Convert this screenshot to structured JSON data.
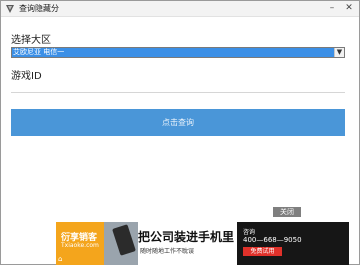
{
  "window": {
    "title": "查询隐藏分",
    "minimize_symbol": "–",
    "close_symbol": "✕"
  },
  "form": {
    "server_label": "选择大区",
    "server_selected": "艾欧尼亚 电信一",
    "dropdown_icon": "chevron-down-icon",
    "game_id_label": "游戏ID",
    "game_id_value": "",
    "query_button": "点击查询"
  },
  "ad_close_label": "关闭",
  "ad": {
    "brand_title": "衍享销客",
    "brand_sub": "Txiaoke.com",
    "home_icon": "home-icon",
    "headline": "把公司装进手机里",
    "subline": "随时随地工作不耽误",
    "consult": "咨询",
    "phone": "400—668—9050",
    "cta": "免费试用"
  },
  "colors": {
    "accent_button": "#4a96d8",
    "selection": "#3b8fe6",
    "ad_orange": "#f4a51c",
    "ad_red": "#e0312a"
  }
}
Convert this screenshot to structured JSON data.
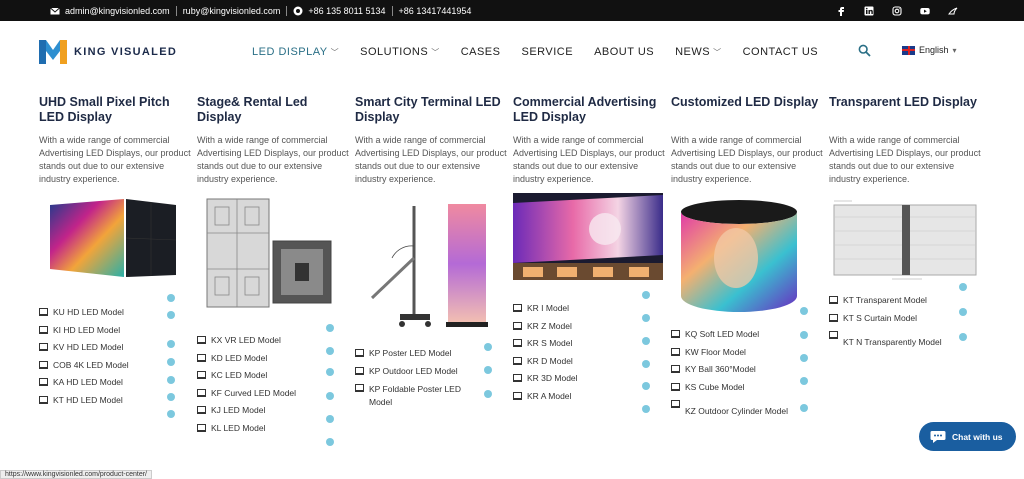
{
  "topbar": {
    "email1": "admin@kingvisionled.com",
    "email2": "ruby@kingvisionled.com",
    "phone1": "+86 135 8011 5134",
    "phone2": "+86 13417441954",
    "social_icons": [
      "facebook-icon",
      "linkedin-icon",
      "instagram-icon",
      "youtube-icon",
      "tiktok-icon"
    ]
  },
  "logo": {
    "text": "KING VISUALED"
  },
  "nav": {
    "items": [
      {
        "label": "LED DISPLAY",
        "dropdown": true
      },
      {
        "label": "SOLUTIONS",
        "dropdown": true
      },
      {
        "label": "CASES",
        "dropdown": false
      },
      {
        "label": "SERVICE",
        "dropdown": false
      },
      {
        "label": "ABOUT US",
        "dropdown": false
      },
      {
        "label": "NEWS",
        "dropdown": true
      },
      {
        "label": "CONTACT US",
        "dropdown": false
      }
    ],
    "language": "English"
  },
  "columns": [
    {
      "title": "UHD Small Pixel Pitch LED Display",
      "desc": "With a wide range of commercial Advertising LED Displays, our product stands out due to our extensive industry experience.",
      "models": [
        "KU HD LED Model",
        "KI HD LED Model",
        "KV HD LED Model",
        "COB 4K LED Model",
        "KA HD LED Model",
        "KT HD LED Model"
      ]
    },
    {
      "title": "Stage& Rental Led Display",
      "desc": "With a wide range of commercial Advertising LED Displays, our product stands out due to our extensive industry experience.",
      "models": [
        "KX VR LED Model",
        "KD LED Model",
        "KC LED Model",
        "KF Curved LED Model",
        "KJ LED Model",
        "KL LED Model"
      ]
    },
    {
      "title": "Smart City Terminal LED Display",
      "desc": "With a wide range of commercial Advertising LED Displays, our product stands out due to our extensive industry experience.",
      "models": [
        "KP Poster LED Model",
        "KP Outdoor LED Model",
        "KP Foldable Poster LED Model"
      ]
    },
    {
      "title": "Commercial Advertising LED Display",
      "desc": "With a wide range of commercial Advertising LED Displays, our product stands out due to our extensive industry experience.",
      "models": [
        "KR I Model",
        "KR Z Model",
        "KR S Model",
        "KR D Model",
        "KR 3D Model",
        "KR A Model"
      ]
    },
    {
      "title": "Customized LED Display",
      "desc": "With a wide range of commercial Advertising LED Displays, our product stands out due to our extensive industry experience.",
      "models": [
        "KQ Soft LED Model",
        "KW Floor Model",
        "KY Ball 360°Model",
        "KS Cube Model",
        "KZ Outdoor Cylinder Model"
      ]
    },
    {
      "title": "Transparent LED Display",
      "desc": "With a wide range of commercial Advertising LED Displays, our product stands out due to our extensive industry experience.",
      "models": [
        "KT Transparent Model",
        "KT S Curtain Model",
        "KT N Transparently Model"
      ]
    }
  ],
  "chat": {
    "label": "Chat with us"
  },
  "status_url": "https://www.kingvisionled.com/product-center/",
  "colors": {
    "accent": "#2a6f86",
    "chat": "#1a5ea0",
    "topbar": "#111111",
    "arrow": "#4ab3d0"
  }
}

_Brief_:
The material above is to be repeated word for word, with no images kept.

_Response for this exercise_:
Convert this screenshot to structured JSON data.
{
  "window": {
    "title": "查询隐藏分",
    "minimize_symbol": "–",
    "close_symbol": "✕"
  },
  "form": {
    "server_label": "选择大区",
    "server_selected": "艾欧尼亚 电信一",
    "dropdown_icon": "chevron-down-icon",
    "game_id_label": "游戏ID",
    "game_id_value": "",
    "query_button": "点击查询"
  },
  "ad_close_label": "关闭",
  "ad": {
    "brand_title": "衍享销客",
    "brand_sub": "Txiaoke.com",
    "home_icon": "home-icon",
    "headline": "把公司装进手机里",
    "subline": "随时随地工作不耽误",
    "consult": "咨询",
    "phone": "400—668—9050",
    "cta": "免费试用"
  },
  "colors": {
    "accent_button": "#4a96d8",
    "selection": "#3b8fe6",
    "ad_orange": "#f4a51c",
    "ad_red": "#e0312a"
  }
}
Convert this screenshot to structured JSON data.
{
  "topbar": {
    "email1": "admin@kingvisionled.com",
    "email2": "ruby@kingvisionled.com",
    "phone1": "+86 135 8011 5134",
    "phone2": "+86 13417441954",
    "social_icons": [
      "facebook-icon",
      "linkedin-icon",
      "instagram-icon",
      "youtube-icon",
      "tiktok-icon"
    ]
  },
  "logo": {
    "text": "KING VISUALED"
  },
  "nav": {
    "items": [
      {
        "label": "LED DISPLAY",
        "dropdown": true
      },
      {
        "label": "SOLUTIONS",
        "dropdown": true
      },
      {
        "label": "CASES",
        "dropdown": false
      },
      {
        "label": "SERVICE",
        "dropdown": false
      },
      {
        "label": "ABOUT US",
        "dropdown": false
      },
      {
        "label": "NEWS",
        "dropdown": true
      },
      {
        "label": "CONTACT US",
        "dropdown": false
      }
    ],
    "language": "English"
  },
  "columns": [
    {
      "title": "UHD Small Pixel Pitch LED Display",
      "desc": "With a wide range of commercial Advertising LED Displays, our product stands out due to our extensive industry experience.",
      "models": [
        "KU HD LED Model",
        "KI HD LED Model",
        "KV HD LED Model",
        "COB 4K LED Model",
        "KA HD LED Model",
        "KT HD LED Model"
      ]
    },
    {
      "title": "Stage& Rental Led Display",
      "desc": "With a wide range of commercial Advertising LED Displays, our product stands out due to our extensive industry experience.",
      "models": [
        "KX VR LED Model",
        "KD LED Model",
        "KC LED Model",
        "KF Curved LED Model",
        "KJ LED Model",
        "KL LED Model"
      ]
    },
    {
      "title": "Smart City Terminal LED Display",
      "desc": "With a wide range of commercial Advertising LED Displays, our product stands out due to our extensive industry experience.",
      "models": [
        "KP Poster LED Model",
        "KP Outdoor LED Model",
        "KP Foldable Poster LED Model"
      ]
    },
    {
      "title": "Commercial Advertising LED Display",
      "desc": "With a wide range of commercial Advertising LED Displays, our product stands out due to our extensive industry experience.",
      "models": [
        "KR I Model",
        "KR Z Model",
        "KR S Model",
        "KR D Model",
        "KR 3D Model",
        "KR A Model"
      ]
    },
    {
      "title": "Customized LED Display",
      "desc": "With a wide range of commercial Advertising LED Displays, our product stands out due to our extensive industry experience.",
      "models": [
        "KQ Soft LED Model",
        "KW Floor Model",
        "KY Ball 360°Model",
        "KS Cube Model",
        "KZ Outdoor Cylinder Model"
      ]
    },
    {
      "title": "Transparent LED Display",
      "desc": "With a wide range of commercial Advertising LED Displays, our product stands out due to our extensive industry experience.",
      "models": [
        "KT Transparent Model",
        "KT S Curtain Model",
        "KT N Transparently Model"
      ]
    }
  ],
  "chat": {
    "label": "Chat with us"
  },
  "status_url": "https://www.kingvisionled.com/product-center/",
  "colors": {
    "accent": "#2a6f86",
    "chat": "#1a5ea0",
    "topbar": "#111111",
    "arrow": "#4ab3d0"
  }
}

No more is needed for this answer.